TASK TO CARRY OUT: Repeat every line below exactly, word for word.
─── EXERCISE MATERIALS ───
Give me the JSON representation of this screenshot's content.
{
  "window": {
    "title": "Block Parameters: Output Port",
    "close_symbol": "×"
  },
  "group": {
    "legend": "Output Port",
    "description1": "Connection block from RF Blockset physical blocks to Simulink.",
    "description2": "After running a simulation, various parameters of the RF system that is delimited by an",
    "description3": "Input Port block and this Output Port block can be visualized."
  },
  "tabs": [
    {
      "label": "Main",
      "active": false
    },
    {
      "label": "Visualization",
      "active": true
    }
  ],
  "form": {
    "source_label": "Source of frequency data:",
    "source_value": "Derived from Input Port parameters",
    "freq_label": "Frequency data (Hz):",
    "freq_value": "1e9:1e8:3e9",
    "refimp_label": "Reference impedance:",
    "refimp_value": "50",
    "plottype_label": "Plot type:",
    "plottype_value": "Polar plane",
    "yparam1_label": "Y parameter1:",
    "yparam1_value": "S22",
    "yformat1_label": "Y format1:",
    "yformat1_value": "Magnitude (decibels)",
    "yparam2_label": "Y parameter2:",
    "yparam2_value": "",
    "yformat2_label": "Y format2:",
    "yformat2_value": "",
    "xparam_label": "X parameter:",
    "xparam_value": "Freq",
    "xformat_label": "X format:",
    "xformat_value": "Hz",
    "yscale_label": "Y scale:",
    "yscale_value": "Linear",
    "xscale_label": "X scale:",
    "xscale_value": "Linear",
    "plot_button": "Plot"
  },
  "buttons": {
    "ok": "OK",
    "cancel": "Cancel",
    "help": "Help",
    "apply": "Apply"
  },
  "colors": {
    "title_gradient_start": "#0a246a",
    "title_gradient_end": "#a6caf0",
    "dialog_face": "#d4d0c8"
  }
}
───
RESULT OF THE EXERCISE:
Give me the JSON representation of this screenshot's content.
{
  "window": {
    "title": "Block Parameters: Output Port",
    "close_symbol": "×"
  },
  "group": {
    "legend": "Output Port",
    "description1": "Connection block from RF Blockset physical blocks to Simulink.",
    "description2": "After running a simulation, various parameters of the RF system that is delimited by an",
    "description3": "Input Port block and this Output Port block can be visualized."
  },
  "tabs": [
    {
      "label": "Main",
      "active": false
    },
    {
      "label": "Visualization",
      "active": true
    }
  ],
  "form": {
    "source_label": "Source of frequency data:",
    "source_value": "Derived from Input Port parameters",
    "freq_label": "Frequency data (Hz):",
    "freq_value": "1e9:1e8:3e9",
    "refimp_label": "Reference impedance:",
    "refimp_value": "50",
    "plottype_label": "Plot type:",
    "plottype_value": "Polar plane",
    "yparam1_label": "Y parameter1:",
    "yparam1_value": "S22",
    "yformat1_label": "Y format1:",
    "yformat1_value": "Magnitude (decibels)",
    "yparam2_label": "Y parameter2:",
    "yparam2_value": "",
    "yformat2_label": "Y format2:",
    "yformat2_value": "",
    "xparam_label": "X parameter:",
    "xparam_value": "Freq",
    "xformat_label": "X format:",
    "xformat_value": "Hz",
    "yscale_label": "Y scale:",
    "yscale_value": "Linear",
    "xscale_label": "X scale:",
    "xscale_value": "Linear",
    "plot_button": "Plot"
  },
  "buttons": {
    "ok": "OK",
    "cancel": "Cancel",
    "help": "Help",
    "apply": "Apply"
  },
  "colors": {
    "title_gradient_start": "#0a246a",
    "title_gradient_end": "#a6caf0",
    "dialog_face": "#d4d0c8"
  }
}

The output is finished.